This image taken from video provided by the NAOJ & Asahi Shimbun, shows spiral swirling through the night sky from Mauna Kea, Hawaii's tallest mountain. Researchers believe it shows the after effects of a SpaceX rocket launch when the company's Falcon 9 rocket sent a GPS satellite into orbit. The images were captured on Jan. 18, 2023, by a camera at the summit of Mauna Kea outside the National Astronomical Observatory of Japan's Subaru telescope. (NAOJ & Asahi Shimbun via AP)
Audrey Mcavoy, The Associated Press
Published Friday, January 27, 2023 6:06PM EST
Last Updated Friday, January 27, 2023 7:03PM EST
HONOLULU (AP) - A camera atop Hawaii's tallest mountain has captured what looks like a spiral swirling through the night sky.
Researchers believe it was from the launch of a military GPS satellite that lifted off earlier on a SpaceX rocket in Florida.
The images were captured on Jan. 18 by a camera at the summit of Mauna Kea outside the National Astronomical Observatory of Japan's Subaru telescope.
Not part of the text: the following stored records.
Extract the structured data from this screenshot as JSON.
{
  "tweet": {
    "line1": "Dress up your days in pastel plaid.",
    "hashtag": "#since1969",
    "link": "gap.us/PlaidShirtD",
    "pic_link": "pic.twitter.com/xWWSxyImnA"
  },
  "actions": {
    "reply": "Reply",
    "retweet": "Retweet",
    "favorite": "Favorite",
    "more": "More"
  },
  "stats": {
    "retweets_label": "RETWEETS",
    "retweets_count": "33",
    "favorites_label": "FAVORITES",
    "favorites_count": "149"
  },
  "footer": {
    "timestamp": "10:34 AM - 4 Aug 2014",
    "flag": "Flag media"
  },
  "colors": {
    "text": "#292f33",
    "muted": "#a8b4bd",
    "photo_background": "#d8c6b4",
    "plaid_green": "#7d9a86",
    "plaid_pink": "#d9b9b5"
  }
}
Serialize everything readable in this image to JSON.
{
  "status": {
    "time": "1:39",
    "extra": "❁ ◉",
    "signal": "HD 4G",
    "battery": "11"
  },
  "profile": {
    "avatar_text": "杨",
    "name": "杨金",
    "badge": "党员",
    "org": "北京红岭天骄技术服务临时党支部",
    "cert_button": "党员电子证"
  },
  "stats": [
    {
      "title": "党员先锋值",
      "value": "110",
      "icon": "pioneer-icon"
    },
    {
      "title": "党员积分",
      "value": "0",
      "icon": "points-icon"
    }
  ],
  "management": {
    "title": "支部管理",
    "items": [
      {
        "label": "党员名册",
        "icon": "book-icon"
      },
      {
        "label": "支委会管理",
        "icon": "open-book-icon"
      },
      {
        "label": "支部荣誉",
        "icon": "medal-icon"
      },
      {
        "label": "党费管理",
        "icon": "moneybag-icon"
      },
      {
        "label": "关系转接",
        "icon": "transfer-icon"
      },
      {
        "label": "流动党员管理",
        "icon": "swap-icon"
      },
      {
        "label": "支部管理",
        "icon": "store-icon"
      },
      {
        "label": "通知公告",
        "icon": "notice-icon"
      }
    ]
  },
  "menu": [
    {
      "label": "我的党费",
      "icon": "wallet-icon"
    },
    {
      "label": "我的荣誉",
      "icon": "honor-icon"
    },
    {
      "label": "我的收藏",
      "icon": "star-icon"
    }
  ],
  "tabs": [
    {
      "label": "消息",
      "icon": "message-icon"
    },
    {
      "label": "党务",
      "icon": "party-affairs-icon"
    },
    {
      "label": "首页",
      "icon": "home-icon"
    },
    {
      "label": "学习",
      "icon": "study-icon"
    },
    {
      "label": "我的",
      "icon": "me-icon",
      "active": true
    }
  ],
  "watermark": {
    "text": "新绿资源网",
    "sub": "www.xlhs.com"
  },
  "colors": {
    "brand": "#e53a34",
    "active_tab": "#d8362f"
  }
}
A time-lapse video shows a white orb spreading out and forming a spiral as it moves across the sky. It then fades and disappears.
Ichi Tanaka, a researcher at the Subaru telescope, said he was doing other work that night and didn't immediately see it. Then a stargazer watching the camera's livestream on YouTube sent him a screenshot of the spiral using an online messaging platform.
“When I opened Slack, that is what I saw and it was a jaw-dropping event for me,” Tanaka said.
He saw a similar spiral last April, also after a SpaceX launch, but that one was larger and more faint.
SpaceX launched a military satellite the morning of Jan. 18 from Florida's Cape Canaveral Space Force Station.
The location of the spiral matched where the second stage of the SpaceX rocket was expected to be after its launch.
SpaceX didn't respond to an email sent Friday seeking comment.
Tanaka said the observatory installed the camera to monitor the surroundings outside the Subaru telescope and to share Mauna Kea's clear skies with the people of Hawaii and the world.
Someone watching the sky in less clear conditions, for example from Tokyo, might not have seen the spiral, he said.
The livestream is jointly operated with the Asahi Shimbun, a major Japanese newspaper, and frequently gets hundreds of viewers. Some tune in to watch meteors streak across the sky.
The summit of Mauna Kea has some of best viewing conditions on Earth for astronomy, making it a favored spot for the world's most advanced observatories. The summit is also considered sacred by many Native Hawaiians who view it as a place where the gods dwell.